I did the same thing too, but in an AISLE copy-editor yo! Pretty sure these guys work at Magazine Isle:
Probly cheaper and safer to buy Chicken of the Sea.
Well, I guess it’s just one fish that I assume he will eat but it still looks wrong to me:
Will increase participation? Would be good if so.
Beaver + winter = ?????
Vini vidi vici!
Made out of orange peel.
Tip of the Day
Pickwick guide Jimmy Mason:
> “A dropshot is something you want to keep rigged this time of year, even if it’s not the way you’re fishing any given day. When you mark fish below, it’s something you can often drop it down to those fish and make them bite.”
> The main exception to his vertical preference occurs when he knows of fish that are using a somewhat shallow spot, especially if the water is extra clear and the sun is shining bright.
> “If I’m concerned about spooking the fish, I’ll make a short pitch to a spot, with the boat not over it, tighten the line, and work the dropshot slowly across the area where I expect the fish to be.”
> Mason considers less to be more in terms of action this time of year. Once the bait is in place he’ll alternate gentle shakes or slow jiggles with pauses. …he keeps the bait above the weight by keeping the line tight.
> Mason noted that dropshotting isn’t only for working the bottom…it’s an outstanding rig for targeting fussy suspended fish.
Quote of the Day
Gotta love a sexy fall morning.
– Dave Mercer in a boat…in the morning…in fall. Are fall mornings sexy in Canada?
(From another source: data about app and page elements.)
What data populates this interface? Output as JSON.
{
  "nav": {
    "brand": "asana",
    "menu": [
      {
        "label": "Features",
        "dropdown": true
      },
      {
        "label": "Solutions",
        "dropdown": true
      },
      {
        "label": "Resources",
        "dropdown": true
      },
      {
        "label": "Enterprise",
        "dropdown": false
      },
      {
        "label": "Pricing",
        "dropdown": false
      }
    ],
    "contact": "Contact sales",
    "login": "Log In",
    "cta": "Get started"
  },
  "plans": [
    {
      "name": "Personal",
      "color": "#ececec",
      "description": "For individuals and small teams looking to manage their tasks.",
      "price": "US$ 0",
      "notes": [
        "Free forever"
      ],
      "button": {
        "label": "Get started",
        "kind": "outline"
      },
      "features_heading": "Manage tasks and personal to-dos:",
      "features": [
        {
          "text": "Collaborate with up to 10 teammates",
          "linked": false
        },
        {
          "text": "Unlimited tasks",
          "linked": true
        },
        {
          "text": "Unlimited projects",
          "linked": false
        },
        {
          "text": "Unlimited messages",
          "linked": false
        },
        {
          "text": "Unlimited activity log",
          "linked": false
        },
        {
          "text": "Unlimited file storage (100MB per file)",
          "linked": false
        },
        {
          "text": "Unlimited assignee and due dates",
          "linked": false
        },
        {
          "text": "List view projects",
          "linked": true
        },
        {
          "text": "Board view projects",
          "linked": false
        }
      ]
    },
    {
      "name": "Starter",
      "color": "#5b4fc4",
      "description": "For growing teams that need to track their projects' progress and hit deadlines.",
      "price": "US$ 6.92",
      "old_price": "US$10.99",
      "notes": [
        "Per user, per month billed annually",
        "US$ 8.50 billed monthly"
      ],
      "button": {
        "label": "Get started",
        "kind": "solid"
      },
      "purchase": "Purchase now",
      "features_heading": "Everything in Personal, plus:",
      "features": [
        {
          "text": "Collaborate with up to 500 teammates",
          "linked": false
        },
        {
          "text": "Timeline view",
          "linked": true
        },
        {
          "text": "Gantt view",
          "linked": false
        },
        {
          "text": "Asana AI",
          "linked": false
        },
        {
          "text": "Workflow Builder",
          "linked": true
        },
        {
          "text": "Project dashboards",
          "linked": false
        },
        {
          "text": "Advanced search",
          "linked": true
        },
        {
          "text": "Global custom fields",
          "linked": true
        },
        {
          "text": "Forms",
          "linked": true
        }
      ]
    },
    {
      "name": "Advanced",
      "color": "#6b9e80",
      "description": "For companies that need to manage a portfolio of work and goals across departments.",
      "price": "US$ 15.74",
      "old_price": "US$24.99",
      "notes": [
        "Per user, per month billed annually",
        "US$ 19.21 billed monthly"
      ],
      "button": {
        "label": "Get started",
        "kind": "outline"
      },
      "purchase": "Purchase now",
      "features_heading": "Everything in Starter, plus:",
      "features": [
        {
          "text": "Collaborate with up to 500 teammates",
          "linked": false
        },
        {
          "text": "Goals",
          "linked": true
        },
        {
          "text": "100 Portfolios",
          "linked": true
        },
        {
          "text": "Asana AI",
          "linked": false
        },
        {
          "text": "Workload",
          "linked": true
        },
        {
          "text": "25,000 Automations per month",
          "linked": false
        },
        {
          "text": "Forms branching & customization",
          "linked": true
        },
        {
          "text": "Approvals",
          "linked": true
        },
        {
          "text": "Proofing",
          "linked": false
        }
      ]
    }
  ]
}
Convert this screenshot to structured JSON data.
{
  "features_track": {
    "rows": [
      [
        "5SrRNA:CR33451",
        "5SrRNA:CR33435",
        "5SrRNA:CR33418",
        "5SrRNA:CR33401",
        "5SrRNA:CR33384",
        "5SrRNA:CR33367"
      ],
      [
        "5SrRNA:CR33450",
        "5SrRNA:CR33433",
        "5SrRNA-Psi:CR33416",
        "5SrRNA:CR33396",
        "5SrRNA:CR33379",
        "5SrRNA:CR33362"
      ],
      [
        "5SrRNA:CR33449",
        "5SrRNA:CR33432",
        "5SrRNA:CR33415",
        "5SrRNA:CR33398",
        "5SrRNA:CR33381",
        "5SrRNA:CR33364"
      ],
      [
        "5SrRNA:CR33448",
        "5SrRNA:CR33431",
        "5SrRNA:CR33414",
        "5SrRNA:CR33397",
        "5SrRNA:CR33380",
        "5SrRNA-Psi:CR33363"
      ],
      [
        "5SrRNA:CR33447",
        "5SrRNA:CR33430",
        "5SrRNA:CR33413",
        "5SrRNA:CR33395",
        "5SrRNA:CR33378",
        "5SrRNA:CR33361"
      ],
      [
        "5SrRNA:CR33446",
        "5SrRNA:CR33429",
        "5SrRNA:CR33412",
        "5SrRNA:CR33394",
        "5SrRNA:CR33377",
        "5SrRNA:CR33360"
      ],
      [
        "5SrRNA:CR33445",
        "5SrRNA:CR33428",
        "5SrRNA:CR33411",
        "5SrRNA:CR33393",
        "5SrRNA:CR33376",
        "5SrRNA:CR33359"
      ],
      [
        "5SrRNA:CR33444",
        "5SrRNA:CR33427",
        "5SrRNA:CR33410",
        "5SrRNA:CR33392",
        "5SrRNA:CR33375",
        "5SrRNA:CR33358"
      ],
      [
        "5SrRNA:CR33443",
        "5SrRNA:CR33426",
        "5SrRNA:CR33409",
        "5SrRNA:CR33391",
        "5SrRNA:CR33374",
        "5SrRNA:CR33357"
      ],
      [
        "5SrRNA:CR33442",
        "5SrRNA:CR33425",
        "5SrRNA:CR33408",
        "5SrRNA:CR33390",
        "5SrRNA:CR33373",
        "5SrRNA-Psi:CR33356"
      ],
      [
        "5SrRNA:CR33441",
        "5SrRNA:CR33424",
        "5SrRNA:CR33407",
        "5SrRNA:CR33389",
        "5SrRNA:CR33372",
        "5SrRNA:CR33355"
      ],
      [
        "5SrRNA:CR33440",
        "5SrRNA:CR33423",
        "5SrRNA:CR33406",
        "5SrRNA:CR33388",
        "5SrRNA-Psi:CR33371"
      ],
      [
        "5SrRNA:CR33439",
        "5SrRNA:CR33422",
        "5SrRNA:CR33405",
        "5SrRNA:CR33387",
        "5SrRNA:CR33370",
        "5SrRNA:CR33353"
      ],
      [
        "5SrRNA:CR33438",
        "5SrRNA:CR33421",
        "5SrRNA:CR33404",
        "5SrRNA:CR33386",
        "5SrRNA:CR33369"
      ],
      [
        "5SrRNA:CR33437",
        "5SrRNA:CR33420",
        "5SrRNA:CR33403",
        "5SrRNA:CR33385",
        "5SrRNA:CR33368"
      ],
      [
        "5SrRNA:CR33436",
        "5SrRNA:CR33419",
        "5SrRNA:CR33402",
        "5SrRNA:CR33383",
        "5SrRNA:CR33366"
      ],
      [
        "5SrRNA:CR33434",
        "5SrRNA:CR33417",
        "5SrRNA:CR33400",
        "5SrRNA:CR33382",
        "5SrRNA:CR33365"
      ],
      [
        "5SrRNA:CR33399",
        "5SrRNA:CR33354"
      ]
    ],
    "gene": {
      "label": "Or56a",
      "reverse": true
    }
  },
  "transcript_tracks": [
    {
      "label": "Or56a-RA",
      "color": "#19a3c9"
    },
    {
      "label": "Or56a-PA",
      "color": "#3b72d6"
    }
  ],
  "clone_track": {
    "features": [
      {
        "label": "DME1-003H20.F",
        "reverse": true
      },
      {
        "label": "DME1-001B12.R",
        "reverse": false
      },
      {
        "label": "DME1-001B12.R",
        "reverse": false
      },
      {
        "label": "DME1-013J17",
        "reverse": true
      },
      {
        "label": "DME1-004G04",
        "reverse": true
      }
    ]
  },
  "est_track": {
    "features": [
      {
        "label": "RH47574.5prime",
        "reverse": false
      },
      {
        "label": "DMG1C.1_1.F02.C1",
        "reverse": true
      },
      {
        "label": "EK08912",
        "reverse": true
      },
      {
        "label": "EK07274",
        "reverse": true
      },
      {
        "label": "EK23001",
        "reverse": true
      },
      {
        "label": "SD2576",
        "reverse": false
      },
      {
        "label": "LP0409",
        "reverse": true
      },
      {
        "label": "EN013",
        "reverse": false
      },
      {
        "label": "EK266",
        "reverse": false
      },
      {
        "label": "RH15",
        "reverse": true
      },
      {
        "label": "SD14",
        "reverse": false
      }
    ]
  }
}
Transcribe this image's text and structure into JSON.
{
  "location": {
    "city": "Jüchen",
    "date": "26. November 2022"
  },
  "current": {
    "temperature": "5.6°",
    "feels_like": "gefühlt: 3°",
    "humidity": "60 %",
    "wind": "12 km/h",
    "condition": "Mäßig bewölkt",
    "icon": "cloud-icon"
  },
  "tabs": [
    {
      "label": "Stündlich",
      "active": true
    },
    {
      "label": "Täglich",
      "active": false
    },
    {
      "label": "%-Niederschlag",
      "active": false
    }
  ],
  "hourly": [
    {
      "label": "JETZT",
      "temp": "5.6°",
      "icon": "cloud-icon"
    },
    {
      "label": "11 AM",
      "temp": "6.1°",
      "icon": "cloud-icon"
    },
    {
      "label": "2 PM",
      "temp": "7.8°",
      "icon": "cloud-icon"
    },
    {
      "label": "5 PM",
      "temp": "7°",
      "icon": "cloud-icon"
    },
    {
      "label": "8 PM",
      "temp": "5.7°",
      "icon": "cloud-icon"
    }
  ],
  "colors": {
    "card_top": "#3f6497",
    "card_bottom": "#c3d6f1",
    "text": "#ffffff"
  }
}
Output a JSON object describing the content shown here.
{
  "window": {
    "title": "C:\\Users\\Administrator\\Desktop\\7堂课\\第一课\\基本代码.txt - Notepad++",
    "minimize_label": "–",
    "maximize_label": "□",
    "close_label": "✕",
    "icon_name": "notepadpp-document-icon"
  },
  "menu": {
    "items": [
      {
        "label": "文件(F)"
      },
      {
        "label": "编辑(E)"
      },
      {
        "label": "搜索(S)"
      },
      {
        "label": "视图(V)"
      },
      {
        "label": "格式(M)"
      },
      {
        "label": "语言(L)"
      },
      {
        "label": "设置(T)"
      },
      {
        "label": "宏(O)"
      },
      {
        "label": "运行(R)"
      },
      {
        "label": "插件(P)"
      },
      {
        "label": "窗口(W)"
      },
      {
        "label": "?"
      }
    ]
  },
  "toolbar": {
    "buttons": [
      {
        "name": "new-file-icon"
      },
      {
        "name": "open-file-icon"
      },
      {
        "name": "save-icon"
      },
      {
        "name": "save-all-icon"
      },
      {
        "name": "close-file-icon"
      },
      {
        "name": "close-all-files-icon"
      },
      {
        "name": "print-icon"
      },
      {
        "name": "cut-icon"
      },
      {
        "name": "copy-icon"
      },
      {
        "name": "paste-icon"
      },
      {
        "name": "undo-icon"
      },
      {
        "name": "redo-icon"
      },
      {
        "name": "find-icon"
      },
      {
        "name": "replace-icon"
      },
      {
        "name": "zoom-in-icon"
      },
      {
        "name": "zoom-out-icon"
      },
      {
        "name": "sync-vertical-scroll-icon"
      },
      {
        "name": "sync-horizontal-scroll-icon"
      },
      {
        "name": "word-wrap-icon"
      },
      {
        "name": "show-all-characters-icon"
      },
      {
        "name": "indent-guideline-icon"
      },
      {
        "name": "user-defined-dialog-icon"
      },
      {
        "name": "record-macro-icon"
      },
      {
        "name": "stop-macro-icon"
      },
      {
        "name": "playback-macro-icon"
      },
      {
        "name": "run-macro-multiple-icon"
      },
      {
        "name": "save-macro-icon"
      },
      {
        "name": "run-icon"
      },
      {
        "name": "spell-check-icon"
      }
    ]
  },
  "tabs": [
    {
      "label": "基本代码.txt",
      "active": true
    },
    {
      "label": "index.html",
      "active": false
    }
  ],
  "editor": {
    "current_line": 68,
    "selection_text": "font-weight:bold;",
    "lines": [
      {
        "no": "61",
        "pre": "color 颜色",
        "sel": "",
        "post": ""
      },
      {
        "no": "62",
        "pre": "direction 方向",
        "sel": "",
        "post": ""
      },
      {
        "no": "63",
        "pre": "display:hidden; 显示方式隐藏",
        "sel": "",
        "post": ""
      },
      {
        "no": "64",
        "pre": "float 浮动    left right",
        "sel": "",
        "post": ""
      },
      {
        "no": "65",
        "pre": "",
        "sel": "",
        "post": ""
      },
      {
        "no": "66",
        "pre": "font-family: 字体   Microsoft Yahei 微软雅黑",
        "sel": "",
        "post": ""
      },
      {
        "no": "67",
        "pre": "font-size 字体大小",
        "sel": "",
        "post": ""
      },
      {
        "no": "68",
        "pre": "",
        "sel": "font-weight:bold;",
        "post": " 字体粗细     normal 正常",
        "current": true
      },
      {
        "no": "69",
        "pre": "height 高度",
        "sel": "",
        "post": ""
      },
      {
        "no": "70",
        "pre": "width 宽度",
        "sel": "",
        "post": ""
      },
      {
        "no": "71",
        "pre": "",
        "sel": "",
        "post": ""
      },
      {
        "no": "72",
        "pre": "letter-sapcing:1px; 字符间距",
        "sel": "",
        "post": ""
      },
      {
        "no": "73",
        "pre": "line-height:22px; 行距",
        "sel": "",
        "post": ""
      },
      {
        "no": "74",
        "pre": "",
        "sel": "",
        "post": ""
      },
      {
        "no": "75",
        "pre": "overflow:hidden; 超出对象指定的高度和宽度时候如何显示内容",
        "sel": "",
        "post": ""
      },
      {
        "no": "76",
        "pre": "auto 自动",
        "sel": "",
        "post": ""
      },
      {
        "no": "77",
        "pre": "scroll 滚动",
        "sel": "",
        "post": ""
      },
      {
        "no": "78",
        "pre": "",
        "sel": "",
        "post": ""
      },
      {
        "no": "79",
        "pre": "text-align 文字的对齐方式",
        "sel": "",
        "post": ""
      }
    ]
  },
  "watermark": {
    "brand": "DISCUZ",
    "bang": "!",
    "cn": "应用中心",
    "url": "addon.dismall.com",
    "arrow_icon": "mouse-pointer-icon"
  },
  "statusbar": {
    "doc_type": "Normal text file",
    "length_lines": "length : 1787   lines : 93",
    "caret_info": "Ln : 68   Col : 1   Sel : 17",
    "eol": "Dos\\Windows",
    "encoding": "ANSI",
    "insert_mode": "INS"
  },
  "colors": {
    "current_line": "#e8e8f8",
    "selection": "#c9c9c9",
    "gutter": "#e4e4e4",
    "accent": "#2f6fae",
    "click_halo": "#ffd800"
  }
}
Are they sexy everywhere and I’ve just been missing it??
Jay Kumar is the guy who created BassFan, co-hosted Loudmouth Bass with Zona, was a B.A.S.S. senior writer and a whole lot more in bassin’. His BassBlaster is a daily-ish roundup of the best in bassin’, and is the #2 or #3 daily read on any given day in the wide world o’ bass. Also available as an app: